## TASK TO CARRY OUT:
Go through the entries below and collect each line with the string "icon" in it.

[Start of Attachment]

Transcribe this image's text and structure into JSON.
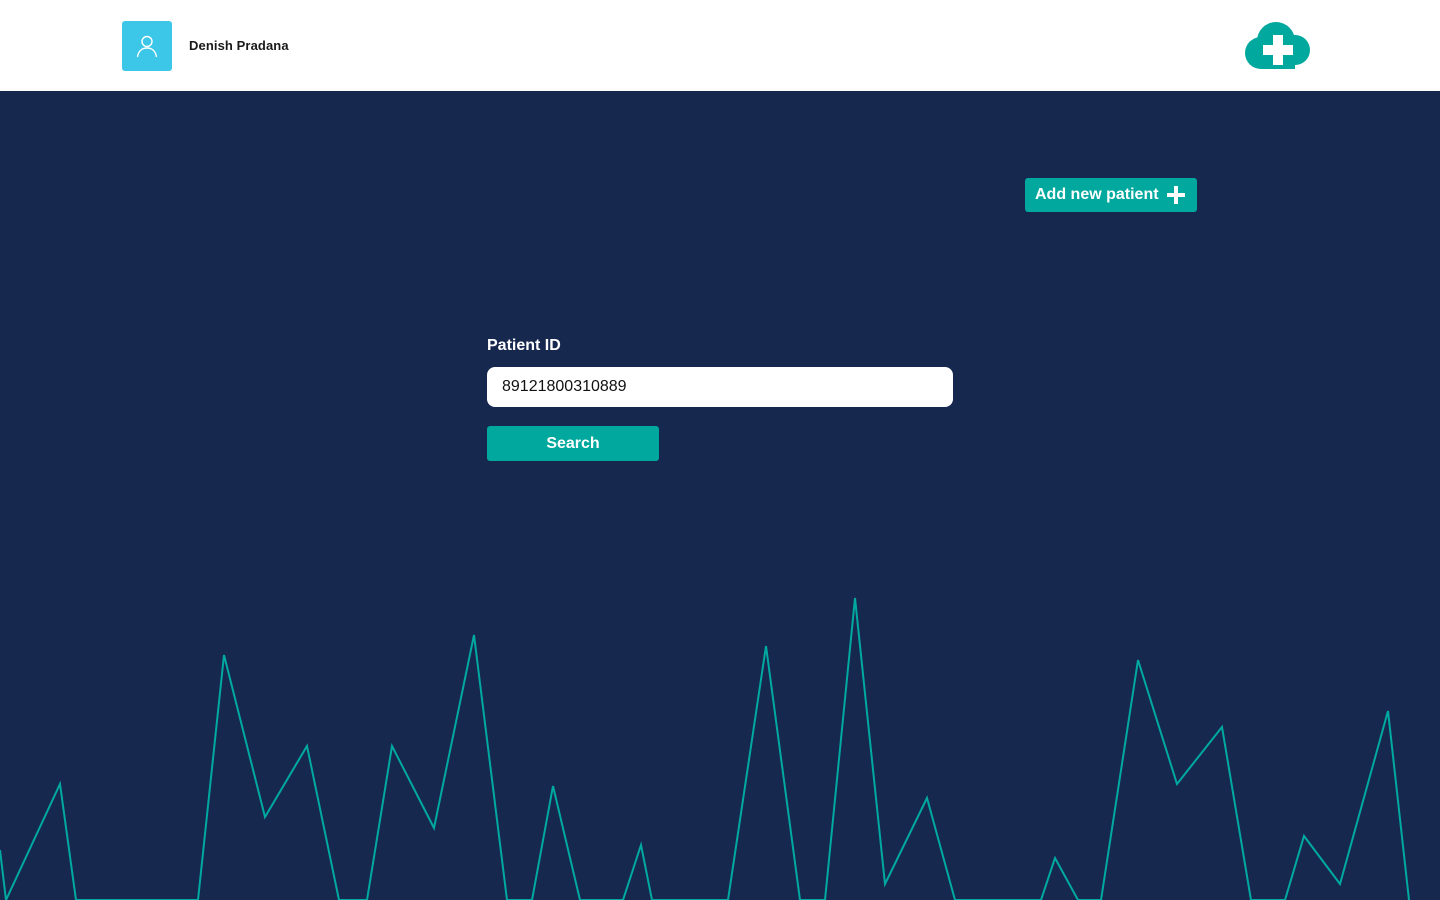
{
  "header": {
    "user_name": "Denish Pradana",
    "avatar_icon": "user-icon",
    "logo_icon": "cloud-plus-icon"
  },
  "actions": {
    "add_patient_label": "Add new patient",
    "add_patient_icon": "plus-icon"
  },
  "search": {
    "label": "Patient ID",
    "value": "89121800310889",
    "button_label": "Search"
  },
  "colors": {
    "background": "#17284F",
    "header_bg": "#FFFFFF",
    "accent": "#00A89D",
    "avatar_bg": "#3CC6E8",
    "pulse_line": "#00A9A0"
  }
}
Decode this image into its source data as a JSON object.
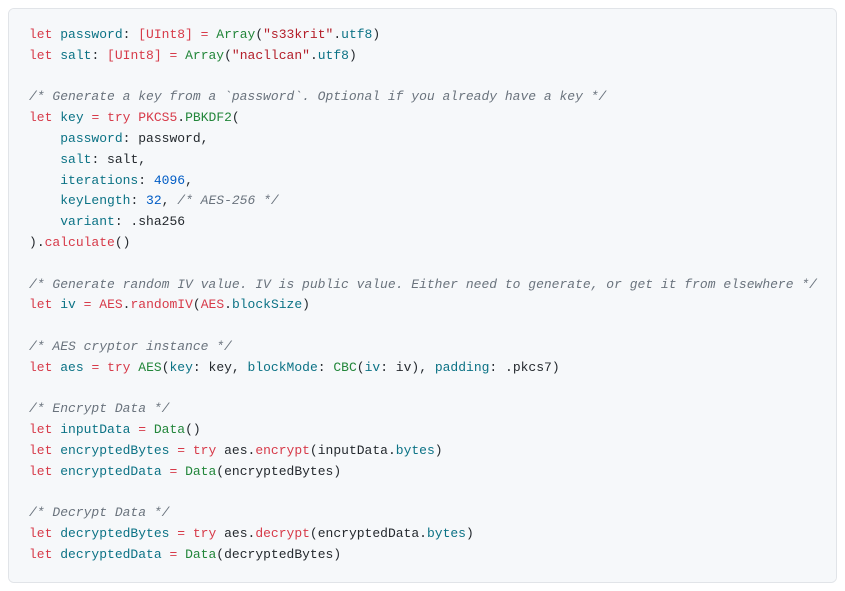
{
  "code": {
    "l1_let": "let",
    "l1_password": "password",
    "l1_type": "[UInt8]",
    "l1_array": "Array",
    "l1_str": "\"s33krit\"",
    "l1_utf8": "utf8",
    "l2_let": "let",
    "l2_salt": "salt",
    "l2_type": "[UInt8]",
    "l2_array": "Array",
    "l2_str": "\"nacllcan\"",
    "l2_utf8": "utf8",
    "c1": "/* Generate a key from a `password`. Optional if you already have a key */",
    "l3_let": "let",
    "l3_key": "key",
    "l3_try": "try",
    "l3_pkcs5": "PKCS5",
    "l3_pbkdf2": "PBKDF2",
    "l4_password_lbl": "password",
    "l4_password_val": "password",
    "l5_salt_lbl": "salt",
    "l5_salt_val": "salt",
    "l6_iter_lbl": "iterations",
    "l6_iter_val": "4096",
    "l7_keylen_lbl": "keyLength",
    "l7_keylen_val": "32",
    "l7_cm": "/* AES-256 */",
    "l8_variant_lbl": "variant",
    "l8_variant_val": "sha256",
    "l9_calculate": "calculate",
    "c2": "/* Generate random IV value. IV is public value. Either need to generate, or get it from elsewhere */",
    "l10_let": "let",
    "l10_iv": "iv",
    "l10_aes": "AES",
    "l10_randomiv": "randomIV",
    "l10_aes2": "AES",
    "l10_blocksize": "blockSize",
    "c3": "/* AES cryptor instance */",
    "l11_let": "let",
    "l11_aes": "aes",
    "l11_try": "try",
    "l11_AES": "AES",
    "l11_key_lbl": "key",
    "l11_key_val": "key",
    "l11_bm_lbl": "blockMode",
    "l11_cbc": "CBC",
    "l11_iv_lbl": "iv",
    "l11_iv_val": "iv",
    "l11_pad_lbl": "padding",
    "l11_pad_val": "pkcs7",
    "c4": "/* Encrypt Data */",
    "l12_let": "let",
    "l12_inputdata": "inputData",
    "l12_data": "Data",
    "l13_let": "let",
    "l13_encbytes": "encryptedBytes",
    "l13_try": "try",
    "l13_aes": "aes",
    "l13_encrypt": "encrypt",
    "l13_inputdata": "inputData",
    "l13_bytes": "bytes",
    "l14_let": "let",
    "l14_encdata": "encryptedData",
    "l14_data": "Data",
    "l14_encbytes": "encryptedBytes",
    "c5": "/* Decrypt Data */",
    "l15_let": "let",
    "l15_decbytes": "decryptedBytes",
    "l15_try": "try",
    "l15_aes": "aes",
    "l15_decrypt": "decrypt",
    "l15_encdata": "encryptedData",
    "l15_bytes": "bytes",
    "l16_let": "let",
    "l16_decdata": "decryptedData",
    "l16_data": "Data",
    "l16_decbytes": "decryptedBytes"
  }
}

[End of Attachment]

## FINISHED EXERCISE:
    "avatar_icon": "user-icon",
    "logo_icon": "cloud-plus-icon"
    "add_patient_icon": "plus-icon"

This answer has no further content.